● **Dataset**

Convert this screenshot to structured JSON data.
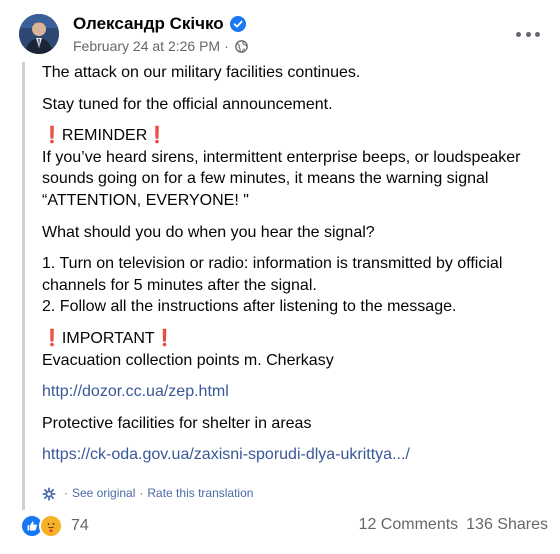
{
  "header": {
    "author": "Олександр Скічко",
    "date": "February 24 at 2:26 PM",
    "separator": "·"
  },
  "body": {
    "p1": "The attack on our military facilities continues.",
    "p2": "Stay tuned for the official announcement.",
    "reminder_title": "REMINDER",
    "reminder_text": "If you’ve heard sirens, intermittent enterprise beeps, or loudspeaker sounds going on for a few minutes, it means the warning signal “ATTENTION, EVERYONE! \"",
    "question": "What should you do when you hear the signal?",
    "step1": "1. Turn on television or radio: information is transmitted by official channels for 5 minutes after the signal.",
    "step2": "2. Follow all the instructions after listening to the message.",
    "important_title": "IMPORTANT",
    "evacuation": "Evacuation collection points m. Cherkasy",
    "link1": "http://dozor.cc.ua/zep.html",
    "shelter": "Protective facilities for shelter in areas",
    "link2": "https://ck-oda.gov.ua/zaxisni-sporudi-dlya-ukrittya.../",
    "exclamation": "❗"
  },
  "translation": {
    "see_original": "See original",
    "rate": "Rate this translation",
    "separator": "·"
  },
  "footer": {
    "reaction_count": "74",
    "comments": "12 Comments",
    "shares": "136 Shares"
  },
  "colors": {
    "link": "#385898",
    "verified": "#1877f2",
    "exclamation": "#e02a2a"
  }
}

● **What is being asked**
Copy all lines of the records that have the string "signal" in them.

● **Written reply**
    "reminder_text": "If you’ve heard sirens, intermittent enterprise beeps, or loudspeaker sounds going on for a few minutes, it means the warning signal “ATTENTION, EVERYONE! \"",
    "question": "What should you do when you hear the signal?",
    "step1": "1. Turn on television or radio: information is transmitted by official channels for 5 minutes after the signal.",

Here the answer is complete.